Exercise goal —
Collect the lines of the entries where "Months" shows up.

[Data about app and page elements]
....

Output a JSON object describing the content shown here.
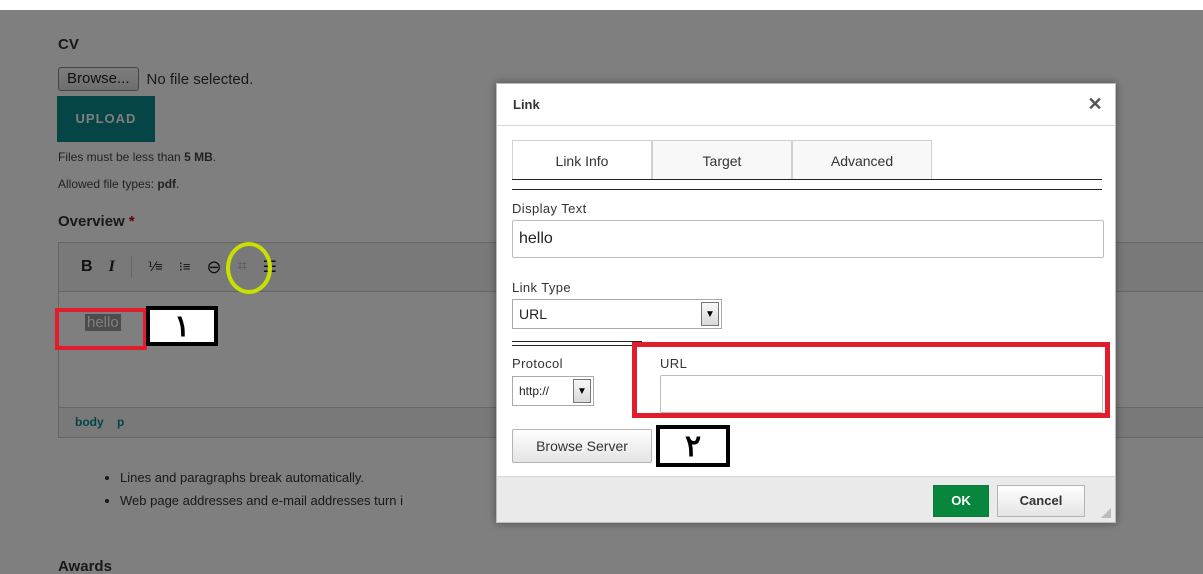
{
  "form": {
    "cv_label": "CV",
    "browse_label": "Browse...",
    "no_file_text": "No file selected.",
    "upload_label": "UPLOAD",
    "size_help_prefix": "Files must be less than ",
    "size_help_value": "5 MB",
    "size_help_suffix": ".",
    "types_help_prefix": "Allowed file types: ",
    "types_help_value": "pdf",
    "types_help_suffix": ".",
    "overview_label": "Overview",
    "required_mark": "*",
    "editor_text": "hello",
    "path_items": [
      "body",
      "p"
    ],
    "bullets": [
      "Lines and paragraphs break automatically.",
      "Web page addresses and e-mail addresses turn i"
    ],
    "awards_label": "Awards"
  },
  "toolbar": {
    "bold": "B",
    "italic": "I",
    "ordered_list": "⅟≡",
    "bullet_list": "⁝≡",
    "link": "⊖",
    "unlink": "⌗",
    "justify": "☰"
  },
  "dialog": {
    "title": "Link",
    "close": "✕",
    "tabs": [
      "Link Info",
      "Target",
      "Advanced"
    ],
    "display_text_label": "Display Text",
    "display_text_value": "hello",
    "link_type_label": "Link Type",
    "link_type_value": "URL",
    "protocol_label": "Protocol",
    "protocol_value": "http://",
    "url_label": "URL",
    "url_value": "",
    "browse_server_label": "Browse Server",
    "ok_label": "OK",
    "cancel_label": "Cancel"
  },
  "annotations": {
    "step1": "١",
    "step2": "٢",
    "highlight_color": "#e21d2b",
    "circle_color": "#c8e000"
  }
}
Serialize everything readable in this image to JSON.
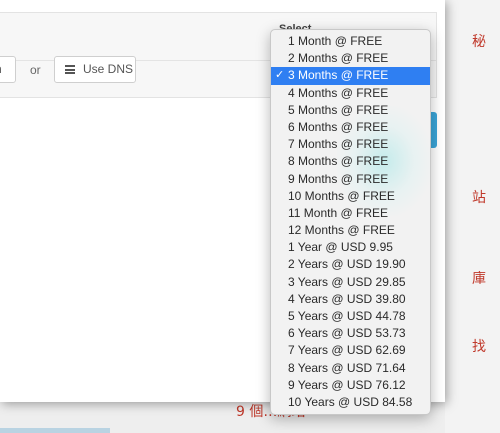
{
  "background": {
    "side_labels": [
      "秘",
      "站",
      "庫",
      "找"
    ],
    "footer_text": "9 個…網站"
  },
  "modal": {
    "label_behind": "Select",
    "left_button_partial": "n",
    "or_text": "or",
    "use_dns_button": "Use DNS",
    "icons": {
      "use_dns": "list-icon"
    }
  },
  "dropdown": {
    "selected_index": 2,
    "selected_mark": "✓",
    "options": [
      "1 Month @ FREE",
      "2 Months @ FREE",
      "3 Months @ FREE",
      "4 Months @ FREE",
      "5 Months @ FREE",
      "6 Months @ FREE",
      "7 Months @ FREE",
      "8 Months @ FREE",
      "9 Months @ FREE",
      "10 Months @ FREE",
      "11 Month @ FREE",
      "12 Months @ FREE",
      "1 Year @ USD 9.95",
      "2 Years @ USD 19.90",
      "3 Years @ USD 29.85",
      "4 Years @ USD 39.80",
      "5 Years @ USD 44.78",
      "6 Years @ USD 53.73",
      "7 Years @ USD 62.69",
      "8 Years @ USD 71.64",
      "9 Years @ USD 76.12",
      "10 Years @ USD 84.58"
    ]
  },
  "colors": {
    "selection": "#2f7ff2",
    "accent_red": "#c0392b",
    "button_blue": "#3aa5d8"
  }
}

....

Result for this exercise —
      "2 Months @ FREE",
      "3 Months @ FREE",
      "4 Months @ FREE",
      "5 Months @ FREE",
      "6 Months @ FREE",
      "7 Months @ FREE",
      "8 Months @ FREE",
      "9 Months @ FREE",
      "10 Months @ FREE",
      "12 Months @ FREE",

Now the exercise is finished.